Thursday, April 03, 2008

Witch Rejection

EDF rejected "The Witch of the Westmoors" just in time to bring me back down to some humble reality. I'm very thankful to Jordan Lapp for his comments and I think I can make the piece better because of them. For some bizarre reason, I was starting to feel like I could do no wrong and that everything I wrote must be in its perfect form. This is a dangerous place for a writer to be. Artistically you become like Terry Goodkind.

So I will revise a few things that I had fallen in love with despite excellent advice that suggested said love was misplaced. Luckily it is flash fiction and the revising will not take long. Then it's back to the submission rounds with a more firmly grounded sense of self.

6 comments:

Mark Goodyear said...

Rejection is always tough. I hate it every time. Kudos to you for taking it in stride!

KEANAN BRAND said...

Ah-ha-ha-ha-ha! (the remark about Terry Goodkind)

I think I only have one of his books, and it's okay, but the others I tried to read? I'm wondering why.

Bruce D. said...

Goodkind... or Jordan... barely got through the first Wheel of Time book and never went back.

Good luck with the next market.

Scriptorius Rex said...

MG- Rejection is good when it comes at the right time. God has a way of doing that to me.

KB, BD- I thought Goodkind's Wizard's First Rule was interesting for about a hundred pages but I soon got tired of everything being the most emotional and most important and most all everything of the characters' lives. I just didn't give a rip about them. Robert Jordan is one I've never read; some of my friends think he's great but I don't have time for stories that go on and on and on...

Jordan Lapp said...

Goodkind started "okay" and went down from there. I read it to encourage a friend who doesn't read much to read them with me. By the time I got to "Naked Empire" I just about threw the book across the room.

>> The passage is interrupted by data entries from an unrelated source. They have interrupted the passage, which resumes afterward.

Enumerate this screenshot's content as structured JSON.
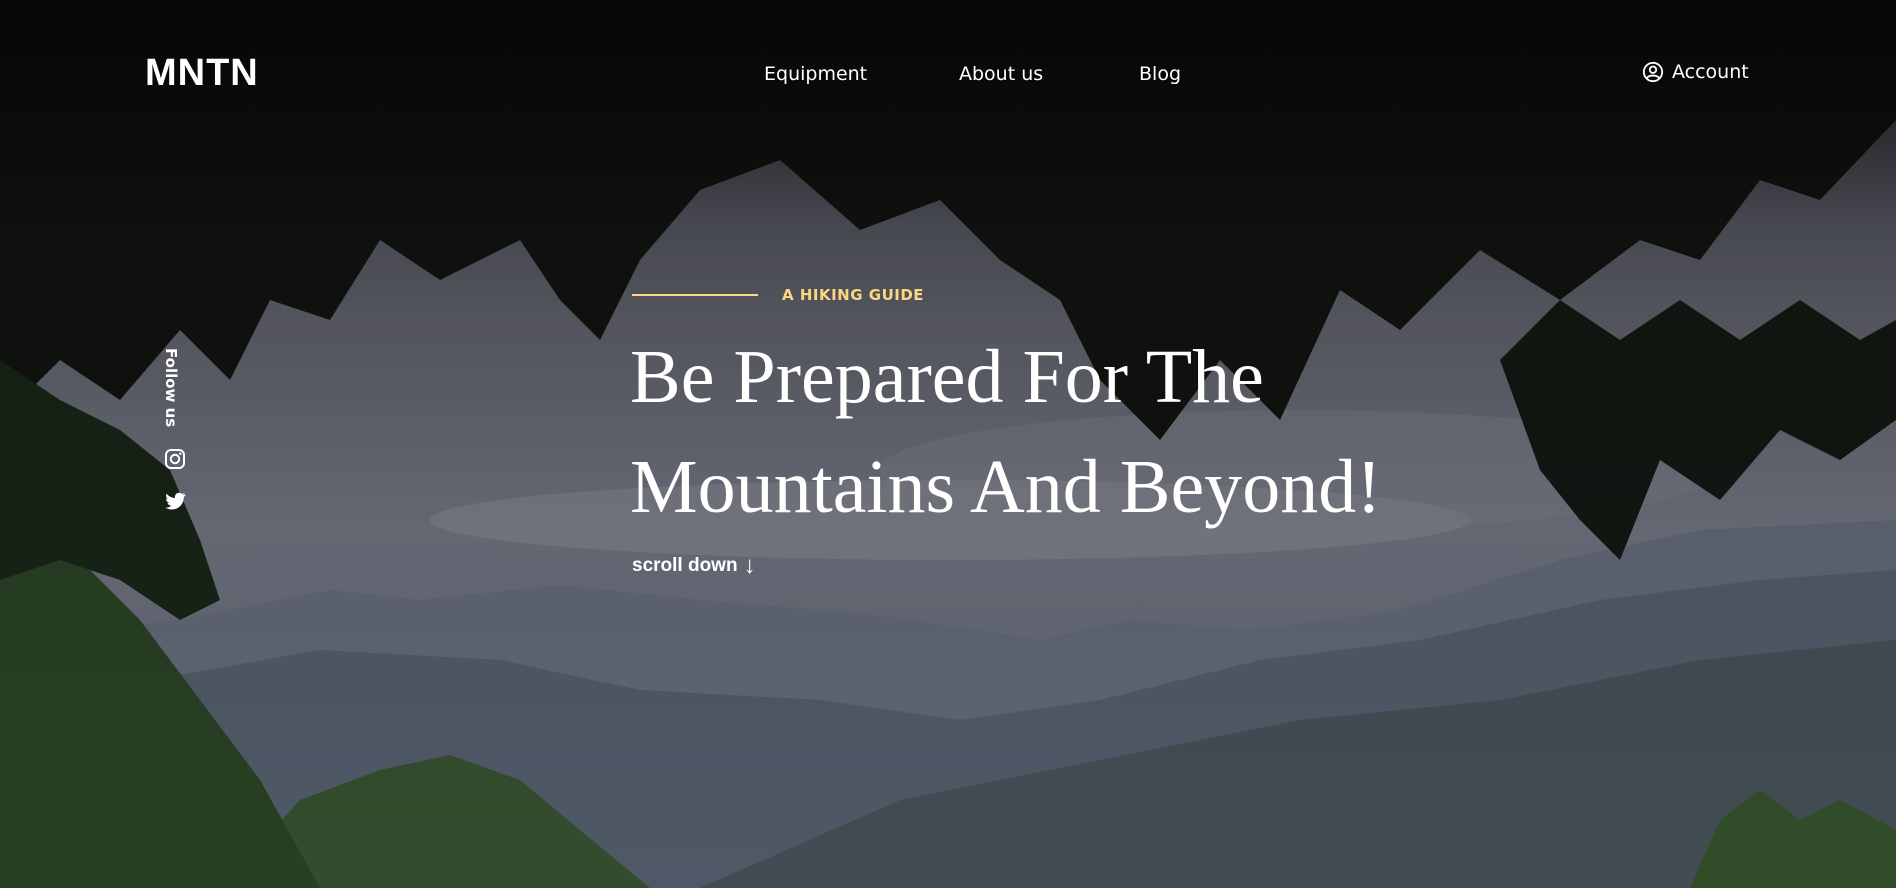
{
  "brand": {
    "logo_text": "MNTN"
  },
  "nav": {
    "items": [
      {
        "label": "Equipment"
      },
      {
        "label": "About us"
      },
      {
        "label": "Blog"
      }
    ],
    "account_label": "Account",
    "account_icon": "user-circle-icon"
  },
  "social": {
    "label": "Follow us",
    "items": [
      {
        "icon": "instagram-icon"
      },
      {
        "icon": "twitter-icon"
      }
    ]
  },
  "hero": {
    "eyebrow": "A HIKING GUIDE",
    "headline_line1": "Be Prepared For The",
    "headline_line2": "Mountains And Beyond!",
    "scroll_label": "scroll down",
    "scroll_icon": "arrow-down-icon"
  },
  "colors": {
    "accent": "#fbd784",
    "text": "#ffffff"
  }
}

And, BTW, I think it's the mark of a true professional that you took that rejection in the spirit that it was intended.

Scriptorius Rex said...

Jordan, I'm the first one to understand when business is business.